> Work order:
Show the lines below where "with" occurs.
--- Provided data Enclosed Below ---
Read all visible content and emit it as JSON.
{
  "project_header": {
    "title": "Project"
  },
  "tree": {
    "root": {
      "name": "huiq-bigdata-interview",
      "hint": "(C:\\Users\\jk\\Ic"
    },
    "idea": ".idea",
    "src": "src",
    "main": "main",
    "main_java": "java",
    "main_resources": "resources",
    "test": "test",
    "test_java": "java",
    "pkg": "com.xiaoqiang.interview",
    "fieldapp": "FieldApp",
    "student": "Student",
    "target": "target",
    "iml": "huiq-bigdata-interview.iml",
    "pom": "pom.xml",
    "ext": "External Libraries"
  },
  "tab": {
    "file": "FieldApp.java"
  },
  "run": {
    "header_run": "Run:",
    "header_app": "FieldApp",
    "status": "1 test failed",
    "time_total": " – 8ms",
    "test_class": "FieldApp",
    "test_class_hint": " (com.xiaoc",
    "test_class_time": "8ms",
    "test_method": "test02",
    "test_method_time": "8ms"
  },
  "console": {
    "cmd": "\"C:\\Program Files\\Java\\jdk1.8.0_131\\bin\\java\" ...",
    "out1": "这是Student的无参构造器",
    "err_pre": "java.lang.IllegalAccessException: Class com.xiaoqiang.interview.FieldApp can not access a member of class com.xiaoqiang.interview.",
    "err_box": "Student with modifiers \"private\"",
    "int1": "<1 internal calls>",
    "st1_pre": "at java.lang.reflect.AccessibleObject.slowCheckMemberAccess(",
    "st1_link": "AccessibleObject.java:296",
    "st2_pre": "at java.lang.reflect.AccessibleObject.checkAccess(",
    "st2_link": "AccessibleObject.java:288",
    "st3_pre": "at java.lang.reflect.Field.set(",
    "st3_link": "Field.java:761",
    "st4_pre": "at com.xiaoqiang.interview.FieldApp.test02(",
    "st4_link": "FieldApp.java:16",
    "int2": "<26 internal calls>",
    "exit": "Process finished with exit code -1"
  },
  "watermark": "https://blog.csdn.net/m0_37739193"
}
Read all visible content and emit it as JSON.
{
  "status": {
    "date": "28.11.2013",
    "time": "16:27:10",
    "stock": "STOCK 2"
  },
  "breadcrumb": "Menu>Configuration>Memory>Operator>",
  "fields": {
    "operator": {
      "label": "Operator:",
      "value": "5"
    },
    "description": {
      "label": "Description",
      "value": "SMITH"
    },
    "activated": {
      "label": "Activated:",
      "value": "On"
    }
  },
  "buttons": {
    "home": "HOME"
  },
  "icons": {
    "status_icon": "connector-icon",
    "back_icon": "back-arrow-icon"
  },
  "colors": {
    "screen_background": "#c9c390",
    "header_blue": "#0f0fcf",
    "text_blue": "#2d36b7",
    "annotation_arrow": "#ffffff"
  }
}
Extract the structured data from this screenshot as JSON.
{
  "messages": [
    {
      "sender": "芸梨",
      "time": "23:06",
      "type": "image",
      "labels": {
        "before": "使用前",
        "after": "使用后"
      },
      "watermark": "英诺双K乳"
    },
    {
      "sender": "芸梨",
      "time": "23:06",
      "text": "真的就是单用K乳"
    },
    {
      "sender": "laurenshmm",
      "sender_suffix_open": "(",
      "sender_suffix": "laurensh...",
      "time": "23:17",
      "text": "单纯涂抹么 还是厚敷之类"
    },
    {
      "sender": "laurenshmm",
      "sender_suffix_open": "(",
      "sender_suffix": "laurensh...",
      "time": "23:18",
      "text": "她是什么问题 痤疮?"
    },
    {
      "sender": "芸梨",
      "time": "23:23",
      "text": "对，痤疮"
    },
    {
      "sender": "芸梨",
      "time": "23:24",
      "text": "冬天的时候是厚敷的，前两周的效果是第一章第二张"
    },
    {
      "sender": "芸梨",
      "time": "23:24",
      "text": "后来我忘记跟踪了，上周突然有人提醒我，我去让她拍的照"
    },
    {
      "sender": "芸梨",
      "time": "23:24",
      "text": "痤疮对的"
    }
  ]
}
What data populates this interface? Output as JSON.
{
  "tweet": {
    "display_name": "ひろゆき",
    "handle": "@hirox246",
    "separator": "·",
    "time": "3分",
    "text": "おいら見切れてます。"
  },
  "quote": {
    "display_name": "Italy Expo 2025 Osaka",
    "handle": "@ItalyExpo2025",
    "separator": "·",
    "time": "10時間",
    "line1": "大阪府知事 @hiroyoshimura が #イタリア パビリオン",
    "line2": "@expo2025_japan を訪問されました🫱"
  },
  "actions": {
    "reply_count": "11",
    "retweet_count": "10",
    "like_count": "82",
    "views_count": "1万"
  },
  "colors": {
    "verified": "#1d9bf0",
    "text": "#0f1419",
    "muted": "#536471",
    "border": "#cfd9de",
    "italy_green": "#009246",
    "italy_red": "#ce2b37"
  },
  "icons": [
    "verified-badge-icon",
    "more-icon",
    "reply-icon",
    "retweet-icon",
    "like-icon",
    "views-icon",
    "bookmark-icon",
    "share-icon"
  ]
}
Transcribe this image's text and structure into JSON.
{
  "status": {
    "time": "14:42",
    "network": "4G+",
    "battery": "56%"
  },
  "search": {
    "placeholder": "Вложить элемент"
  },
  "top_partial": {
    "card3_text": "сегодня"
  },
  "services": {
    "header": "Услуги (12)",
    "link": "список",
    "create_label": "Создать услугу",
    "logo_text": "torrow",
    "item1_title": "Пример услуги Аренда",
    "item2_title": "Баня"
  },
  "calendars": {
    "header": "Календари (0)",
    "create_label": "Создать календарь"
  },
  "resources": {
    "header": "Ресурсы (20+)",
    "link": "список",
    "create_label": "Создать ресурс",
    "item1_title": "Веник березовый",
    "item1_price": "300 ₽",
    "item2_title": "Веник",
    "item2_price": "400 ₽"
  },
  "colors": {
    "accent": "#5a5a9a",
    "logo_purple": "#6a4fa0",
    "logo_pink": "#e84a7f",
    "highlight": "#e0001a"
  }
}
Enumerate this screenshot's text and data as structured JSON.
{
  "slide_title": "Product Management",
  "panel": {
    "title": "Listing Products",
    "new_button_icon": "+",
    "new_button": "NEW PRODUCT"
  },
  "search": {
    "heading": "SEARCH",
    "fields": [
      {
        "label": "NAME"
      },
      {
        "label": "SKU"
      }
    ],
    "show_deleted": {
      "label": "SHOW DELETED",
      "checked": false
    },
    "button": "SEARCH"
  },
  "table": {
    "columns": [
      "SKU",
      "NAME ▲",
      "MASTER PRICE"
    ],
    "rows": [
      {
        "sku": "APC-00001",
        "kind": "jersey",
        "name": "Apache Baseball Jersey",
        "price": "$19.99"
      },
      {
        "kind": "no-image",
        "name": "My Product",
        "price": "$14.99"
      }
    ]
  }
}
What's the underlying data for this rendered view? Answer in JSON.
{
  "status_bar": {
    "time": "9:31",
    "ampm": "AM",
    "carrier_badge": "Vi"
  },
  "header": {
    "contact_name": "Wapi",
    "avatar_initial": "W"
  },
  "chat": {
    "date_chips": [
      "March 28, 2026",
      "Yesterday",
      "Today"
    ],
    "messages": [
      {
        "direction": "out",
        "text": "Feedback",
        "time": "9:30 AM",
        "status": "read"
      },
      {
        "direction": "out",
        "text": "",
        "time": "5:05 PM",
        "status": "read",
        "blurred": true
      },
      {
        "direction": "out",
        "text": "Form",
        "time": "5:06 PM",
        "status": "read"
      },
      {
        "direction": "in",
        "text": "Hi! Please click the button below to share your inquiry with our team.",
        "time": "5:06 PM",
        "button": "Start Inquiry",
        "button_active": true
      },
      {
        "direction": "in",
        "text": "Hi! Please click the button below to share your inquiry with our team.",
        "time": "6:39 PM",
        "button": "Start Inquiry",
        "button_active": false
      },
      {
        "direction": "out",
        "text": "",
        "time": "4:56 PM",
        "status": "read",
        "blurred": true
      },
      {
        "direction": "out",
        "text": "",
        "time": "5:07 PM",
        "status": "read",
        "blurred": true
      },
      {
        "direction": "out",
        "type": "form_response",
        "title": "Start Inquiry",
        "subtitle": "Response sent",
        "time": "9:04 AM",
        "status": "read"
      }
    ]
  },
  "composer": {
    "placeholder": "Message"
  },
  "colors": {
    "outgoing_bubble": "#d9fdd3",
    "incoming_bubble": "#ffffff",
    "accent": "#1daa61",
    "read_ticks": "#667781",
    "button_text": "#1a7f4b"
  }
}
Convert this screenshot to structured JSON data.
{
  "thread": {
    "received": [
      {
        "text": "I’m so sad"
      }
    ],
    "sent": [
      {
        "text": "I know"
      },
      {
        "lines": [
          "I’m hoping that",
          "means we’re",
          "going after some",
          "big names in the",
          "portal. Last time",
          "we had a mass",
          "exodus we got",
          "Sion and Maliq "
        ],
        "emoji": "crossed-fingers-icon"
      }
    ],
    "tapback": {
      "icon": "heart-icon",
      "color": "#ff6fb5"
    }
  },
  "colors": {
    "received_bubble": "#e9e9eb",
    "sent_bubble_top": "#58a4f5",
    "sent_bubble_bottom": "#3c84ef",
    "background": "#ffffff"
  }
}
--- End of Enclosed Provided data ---
> Output for this task:
    "err_box": "Student with modifiers \"private\"",
    "exit": "Process finished with exit code -1"
        "text": "Hi! Please click the button below to share your inquiry with our team.",
        "text": "Hi! Please click the button below to share your inquiry with our team.",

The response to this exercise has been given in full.